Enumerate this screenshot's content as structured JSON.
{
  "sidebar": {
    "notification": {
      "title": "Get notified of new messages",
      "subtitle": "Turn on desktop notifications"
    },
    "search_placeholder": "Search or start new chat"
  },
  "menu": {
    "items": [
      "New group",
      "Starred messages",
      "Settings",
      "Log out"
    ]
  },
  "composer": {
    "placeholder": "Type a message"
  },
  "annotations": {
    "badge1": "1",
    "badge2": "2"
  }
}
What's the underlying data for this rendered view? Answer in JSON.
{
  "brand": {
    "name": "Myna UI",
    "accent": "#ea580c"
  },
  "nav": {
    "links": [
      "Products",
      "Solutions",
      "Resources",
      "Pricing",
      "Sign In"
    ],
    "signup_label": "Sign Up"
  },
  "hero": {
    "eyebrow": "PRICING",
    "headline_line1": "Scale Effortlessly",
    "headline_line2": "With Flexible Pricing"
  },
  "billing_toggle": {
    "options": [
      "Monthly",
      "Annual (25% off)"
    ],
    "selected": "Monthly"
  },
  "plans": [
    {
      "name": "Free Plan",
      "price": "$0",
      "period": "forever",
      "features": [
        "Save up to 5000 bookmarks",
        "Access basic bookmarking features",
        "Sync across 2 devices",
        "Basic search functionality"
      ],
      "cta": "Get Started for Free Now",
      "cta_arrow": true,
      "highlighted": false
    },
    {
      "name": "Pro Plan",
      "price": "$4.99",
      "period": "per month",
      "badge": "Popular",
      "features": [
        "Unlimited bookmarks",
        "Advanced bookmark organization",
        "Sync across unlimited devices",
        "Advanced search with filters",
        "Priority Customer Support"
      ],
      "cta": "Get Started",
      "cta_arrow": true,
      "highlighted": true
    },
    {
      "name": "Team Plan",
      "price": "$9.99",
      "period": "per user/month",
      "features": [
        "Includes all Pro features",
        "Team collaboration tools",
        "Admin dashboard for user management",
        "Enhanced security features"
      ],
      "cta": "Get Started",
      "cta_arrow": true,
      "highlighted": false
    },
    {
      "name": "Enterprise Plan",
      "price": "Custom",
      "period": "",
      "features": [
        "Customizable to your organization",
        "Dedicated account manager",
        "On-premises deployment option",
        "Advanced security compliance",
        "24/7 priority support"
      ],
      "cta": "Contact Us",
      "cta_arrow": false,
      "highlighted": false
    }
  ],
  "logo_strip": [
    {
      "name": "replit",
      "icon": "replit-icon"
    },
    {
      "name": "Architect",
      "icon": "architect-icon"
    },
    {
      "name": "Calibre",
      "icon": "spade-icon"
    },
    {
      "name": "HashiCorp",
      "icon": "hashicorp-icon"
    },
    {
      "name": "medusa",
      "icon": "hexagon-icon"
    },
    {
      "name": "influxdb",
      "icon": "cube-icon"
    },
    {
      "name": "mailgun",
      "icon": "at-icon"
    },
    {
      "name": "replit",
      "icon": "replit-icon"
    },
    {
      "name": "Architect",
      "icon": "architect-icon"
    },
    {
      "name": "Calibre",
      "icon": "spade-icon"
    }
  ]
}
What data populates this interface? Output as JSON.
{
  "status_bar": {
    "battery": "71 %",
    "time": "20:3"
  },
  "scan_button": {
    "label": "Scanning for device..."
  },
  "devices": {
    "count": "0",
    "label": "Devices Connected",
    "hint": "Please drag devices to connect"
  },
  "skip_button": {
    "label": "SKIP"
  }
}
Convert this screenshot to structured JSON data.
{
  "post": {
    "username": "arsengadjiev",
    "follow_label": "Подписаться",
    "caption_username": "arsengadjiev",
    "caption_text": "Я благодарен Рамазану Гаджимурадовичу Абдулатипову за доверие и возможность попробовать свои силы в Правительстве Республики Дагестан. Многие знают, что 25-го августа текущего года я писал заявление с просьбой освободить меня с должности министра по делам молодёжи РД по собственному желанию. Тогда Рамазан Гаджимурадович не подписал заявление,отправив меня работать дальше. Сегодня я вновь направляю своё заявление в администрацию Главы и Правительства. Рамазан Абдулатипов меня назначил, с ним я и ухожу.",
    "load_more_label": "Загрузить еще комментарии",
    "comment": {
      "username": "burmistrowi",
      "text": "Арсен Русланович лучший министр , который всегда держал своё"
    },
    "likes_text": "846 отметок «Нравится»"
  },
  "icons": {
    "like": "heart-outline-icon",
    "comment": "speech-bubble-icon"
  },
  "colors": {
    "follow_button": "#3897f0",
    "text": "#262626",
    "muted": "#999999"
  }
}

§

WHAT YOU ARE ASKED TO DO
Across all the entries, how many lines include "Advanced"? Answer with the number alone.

WRITTEN RESPONSE
3